And of course there’s more unification. Because now Wolfram|Alpha can generate CDF. So in effect one’s going straight from free-form natural language to interactive programs. Just a typical example of what’s possible with all this technology that we have, that fits together so well.

I have to say that even though I originally created *Mathematica* 25 years ago, I’m just constantly amazed at all the things it makes possible, here and now. For me, and all of us at Wolfram Research, *Mathematica* has become not just a software system, but a whole way of thinking about computing. You know, outside the company, I often run in to people who tell me that they’re doing this or that project. And I say, “Well, you should be using *Mathematica* for that.” They say, “Really?” Then they actually try it. And I hear back from them “Wow. I had no idea that could work. I had no idea anything could do that.”
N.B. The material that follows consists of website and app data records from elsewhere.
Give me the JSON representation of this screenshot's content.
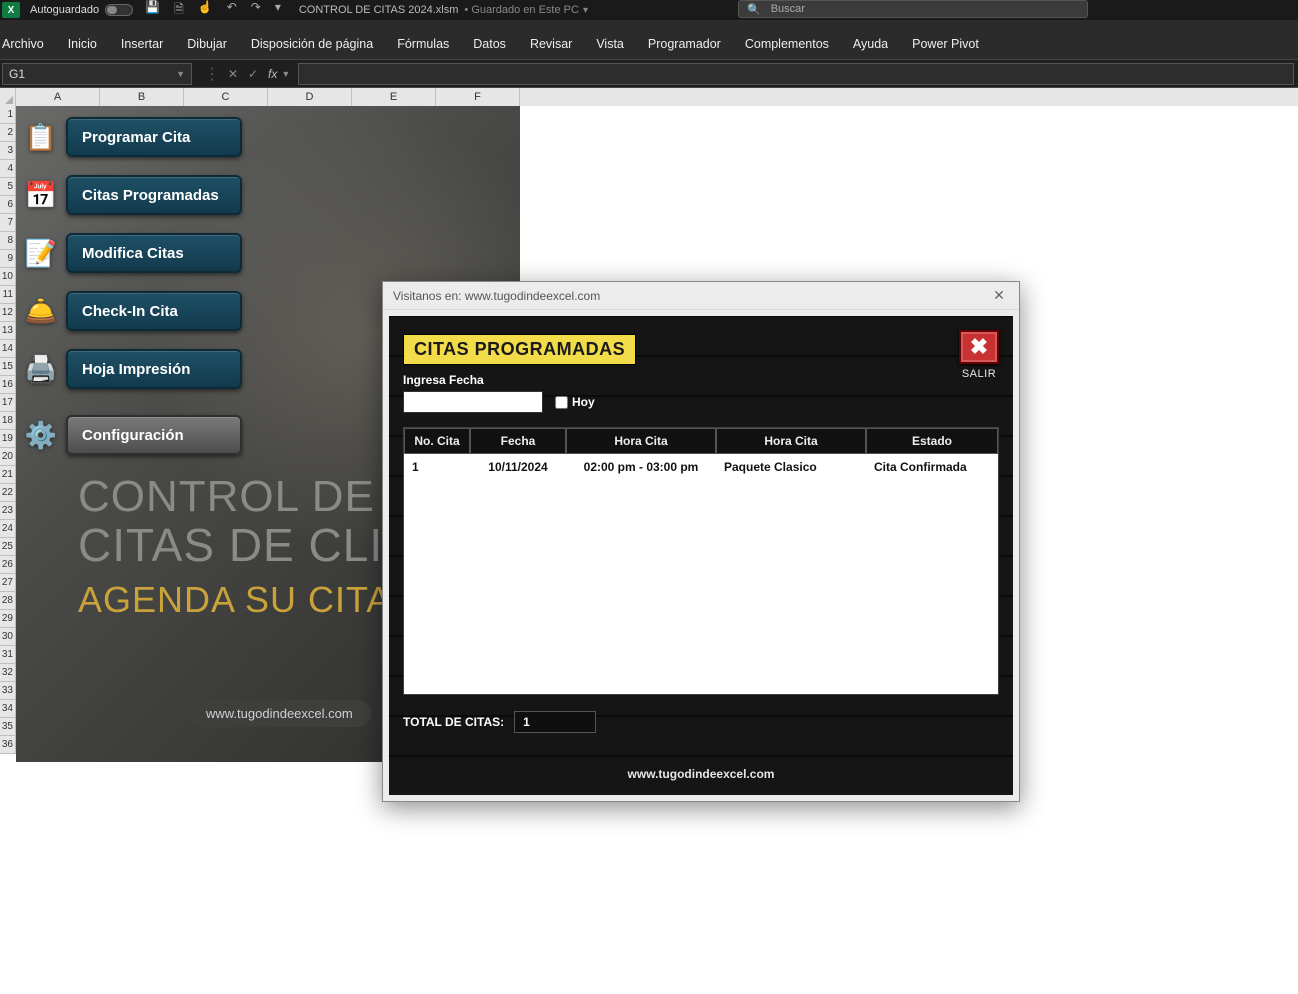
{
  "titlebar": {
    "autosave_label": "Autoguardado",
    "filename": "CONTROL DE CITAS 2024.xlsm",
    "saved_status": "Guardado en Este PC",
    "search_placeholder": "Buscar"
  },
  "ribbon": {
    "tabs": [
      "Archivo",
      "Inicio",
      "Insertar",
      "Dibujar",
      "Disposición de página",
      "Fórmulas",
      "Datos",
      "Revisar",
      "Vista",
      "Programador",
      "Complementos",
      "Ayuda",
      "Power Pivot"
    ]
  },
  "namebox": {
    "value": "G1"
  },
  "columns": [
    "A",
    "B",
    "C",
    "D",
    "E",
    "F"
  ],
  "rows": [
    "1",
    "2",
    "3",
    "4",
    "5",
    "6",
    "7",
    "8",
    "9",
    "10",
    "11",
    "12",
    "13",
    "14",
    "15",
    "16",
    "17",
    "18",
    "19",
    "20",
    "21",
    "22",
    "23",
    "24",
    "25",
    "26",
    "27",
    "28",
    "29",
    "30",
    "31",
    "32",
    "33",
    "34",
    "35",
    "36"
  ],
  "menu": {
    "items": [
      {
        "icon": "📋",
        "icon_name": "clipboard-check-icon",
        "label": "Programar Cita"
      },
      {
        "icon": "📅",
        "icon_name": "calendar-icon",
        "label": "Citas Programadas"
      },
      {
        "icon": "📝",
        "icon_name": "edit-note-icon",
        "label": "Modifica Citas"
      },
      {
        "icon": "🛎️",
        "icon_name": "bell-icon",
        "label": "Check-In Cita"
      },
      {
        "icon": "🖨️",
        "icon_name": "printer-icon",
        "label": "Hoja Impresión"
      },
      {
        "icon": "⚙️",
        "icon_name": "gear-icon",
        "label": "Configuración",
        "gray": true
      }
    ]
  },
  "hero": {
    "line1": "CONTROL DE",
    "line2": "CITAS DE CLIEN",
    "line3": "AGENDA SU CITA",
    "url": "www.tugodindeexcel.com"
  },
  "dialog": {
    "title": "Visitanos en: www.tugodindeexcel.com",
    "heading": "CITAS PROGRAMADAS",
    "ingresa_label": "Ingresa Fecha",
    "hoy_label": "Hoy",
    "salir_label": "SALIR",
    "headers": [
      "No. Cita",
      "Fecha",
      "Hora Cita",
      "Hora Cita",
      "Estado"
    ],
    "rows": [
      {
        "no": "1",
        "fecha": "10/11/2024",
        "hora": "02:00 pm - 03:00 pm",
        "servicio": "Paquete Clasico",
        "estado": "Cita Confirmada"
      }
    ],
    "total_label": "TOTAL DE CITAS:",
    "total_value": "1",
    "footer": "www.tugodindeexcel.com"
  }
}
And, to me as a system designer, often what happened was pretty satisfying: they just tried the obvious thing—the most clean and direct way of attacking their project in *Mathematica*. And it just worked. And they were able to go all the way from beginning to end just using *Mathematica*.

Well, I think I should wrap up here. I hope through today you’ll have a chance to learn a little more about *Mathematica*. We’re very proud of *Mathematica* and of what so many people have been able to do with *Mathematica* over the years. Though you haven’t seen anything yet!

Thanks.

## 4 Comments

I can’t imagine a scientist not being versed in Mathematica these days. Mathematica seems to have become the very environment of science since so much depends on statistics and interpretation. But I have a practical question: Was Mathematica used by CERN for the OPERA experiments and the calculations of FTL neutrinos? It’s hard to imagine a “systemic error” from within Mathematica. Is Mathematica playing a part in this possibly paradigm-shattering experiment?

The only problem with dynamic documents made available by CDF is that you can no longer do without them! You can not imagine any more a “static” document and automatically you look for the sliders.

When will the CDF player be available for iPad?

Thanks for making Mathematica.

I remember the days when “scientists” had programmers to do their computer work, but in those days, computers weren’t for everyone, :) [I refer to mid-eighties]

Actually, I was hoping with the “vision” of Mathematica maybe you would be telling something of the FUTURE of MAthematica, like hints of what will be in Mathematica 9 & 10 when they come out. Is there somewhere that such prognostications is listed and/or a timeline to the next version?

Cheers,

~MG